US denies trying to pressure Israel with flight ban

The United States Tuesday denied that a ban on US airliners flying to Tel Aviv and a stark US travel warning were a ploy to push Israel to agree a Gaza truce.

"I would wholly disagree with that argument," deputy State Department spokeswoman Marie Harf said, when asked if the two directives were a political move to put pressure on Israelis.

"We issued travel warnings because one of our top priorities is protecting US citizens overseas," she told reporters.

"This is a step we have taken when we've felt the situation on the ground warranted it. Obviously that is a process that we go through, that in no way is policy related or politically related."

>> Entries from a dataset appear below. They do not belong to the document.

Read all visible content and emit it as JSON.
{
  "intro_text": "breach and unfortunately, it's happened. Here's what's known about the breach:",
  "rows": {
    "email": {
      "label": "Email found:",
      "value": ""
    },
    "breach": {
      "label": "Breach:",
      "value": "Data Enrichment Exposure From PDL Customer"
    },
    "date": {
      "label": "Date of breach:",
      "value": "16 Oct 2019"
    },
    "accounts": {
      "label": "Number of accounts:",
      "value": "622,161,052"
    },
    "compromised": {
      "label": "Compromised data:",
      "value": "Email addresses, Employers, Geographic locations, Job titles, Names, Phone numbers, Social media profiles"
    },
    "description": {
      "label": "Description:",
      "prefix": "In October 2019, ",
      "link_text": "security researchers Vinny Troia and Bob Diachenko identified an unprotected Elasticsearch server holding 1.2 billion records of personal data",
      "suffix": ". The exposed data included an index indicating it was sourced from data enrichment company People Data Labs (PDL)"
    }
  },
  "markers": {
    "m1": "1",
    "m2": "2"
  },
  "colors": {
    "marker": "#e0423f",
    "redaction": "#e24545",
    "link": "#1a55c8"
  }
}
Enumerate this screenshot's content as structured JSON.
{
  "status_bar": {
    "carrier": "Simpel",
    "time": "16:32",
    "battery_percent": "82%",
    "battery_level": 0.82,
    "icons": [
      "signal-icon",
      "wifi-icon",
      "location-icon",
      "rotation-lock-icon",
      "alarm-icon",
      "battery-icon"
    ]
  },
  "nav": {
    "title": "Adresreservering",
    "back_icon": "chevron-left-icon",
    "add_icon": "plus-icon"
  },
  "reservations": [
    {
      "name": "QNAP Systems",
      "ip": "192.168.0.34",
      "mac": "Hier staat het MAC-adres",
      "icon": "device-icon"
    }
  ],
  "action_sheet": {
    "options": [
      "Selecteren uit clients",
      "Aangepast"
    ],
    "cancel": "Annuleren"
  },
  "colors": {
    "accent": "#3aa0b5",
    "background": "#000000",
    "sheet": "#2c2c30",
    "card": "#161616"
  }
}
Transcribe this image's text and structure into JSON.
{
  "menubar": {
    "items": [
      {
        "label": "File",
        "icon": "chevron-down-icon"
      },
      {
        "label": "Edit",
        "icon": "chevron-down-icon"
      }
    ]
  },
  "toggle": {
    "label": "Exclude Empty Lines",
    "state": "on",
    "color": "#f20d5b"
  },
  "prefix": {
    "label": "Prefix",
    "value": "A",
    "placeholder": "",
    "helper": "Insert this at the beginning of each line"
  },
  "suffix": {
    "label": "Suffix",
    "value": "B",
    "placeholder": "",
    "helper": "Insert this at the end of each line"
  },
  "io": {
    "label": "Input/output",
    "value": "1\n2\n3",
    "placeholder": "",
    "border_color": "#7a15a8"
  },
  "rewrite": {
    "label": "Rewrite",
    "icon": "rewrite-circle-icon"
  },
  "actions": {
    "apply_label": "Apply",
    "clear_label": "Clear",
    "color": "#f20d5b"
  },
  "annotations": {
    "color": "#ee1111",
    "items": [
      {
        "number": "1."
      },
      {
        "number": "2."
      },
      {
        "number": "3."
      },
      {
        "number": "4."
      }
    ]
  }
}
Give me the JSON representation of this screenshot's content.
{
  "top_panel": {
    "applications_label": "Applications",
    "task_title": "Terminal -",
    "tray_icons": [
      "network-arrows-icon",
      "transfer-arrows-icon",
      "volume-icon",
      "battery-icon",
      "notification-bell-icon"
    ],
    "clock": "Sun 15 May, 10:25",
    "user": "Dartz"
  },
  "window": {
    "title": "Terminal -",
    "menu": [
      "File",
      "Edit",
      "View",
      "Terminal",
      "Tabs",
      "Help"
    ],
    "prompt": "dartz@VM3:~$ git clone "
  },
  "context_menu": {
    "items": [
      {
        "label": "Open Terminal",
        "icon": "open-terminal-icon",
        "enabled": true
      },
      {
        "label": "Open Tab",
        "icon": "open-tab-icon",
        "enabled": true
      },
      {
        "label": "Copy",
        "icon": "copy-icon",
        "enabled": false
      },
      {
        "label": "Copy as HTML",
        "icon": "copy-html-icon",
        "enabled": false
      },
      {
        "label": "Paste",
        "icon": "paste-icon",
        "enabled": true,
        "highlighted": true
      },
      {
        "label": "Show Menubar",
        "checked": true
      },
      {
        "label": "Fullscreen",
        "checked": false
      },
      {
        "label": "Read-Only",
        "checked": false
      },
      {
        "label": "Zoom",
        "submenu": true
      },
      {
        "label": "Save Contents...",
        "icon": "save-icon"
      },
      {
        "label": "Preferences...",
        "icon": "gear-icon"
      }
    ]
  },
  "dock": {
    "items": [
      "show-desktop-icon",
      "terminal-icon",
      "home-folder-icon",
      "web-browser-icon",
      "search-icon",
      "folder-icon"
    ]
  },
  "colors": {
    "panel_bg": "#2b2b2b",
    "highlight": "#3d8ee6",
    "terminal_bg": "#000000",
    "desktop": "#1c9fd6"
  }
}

Despite deep links between Americans and Israel, the State Department on Monday warned all US citizens against traveling to Israel, the West Bank or Gaza because of "ongoing hostilities."

But the State Department was not involved in the decision by the Federal Aviation Administration (FAA) to bar US airliners from flying to Tel Aviv's Ben Gurion airport for the next 24 hours.

"The FAA makes these decisions when they feel it's warranted, again, for the safety of United States citizens," Harf said, adding that the warning was in response to a "recent attack" by a Hamas rocket.

White House deputy national security advisor Ben Rhodes also said on CNN that the FAA ban was not related to the travel warning.

"The State Department warning has to do with the general environment in Israel, where we've seen continued rocket fire from Hamas and continued conflict," Rhodes said.

The FAA directive "is a specific warning that has to do with the airport" after a rocket landed nearby, Rhodes said. Harf said it was "possible" that the flight ban could be prolonged beyond 24 hours.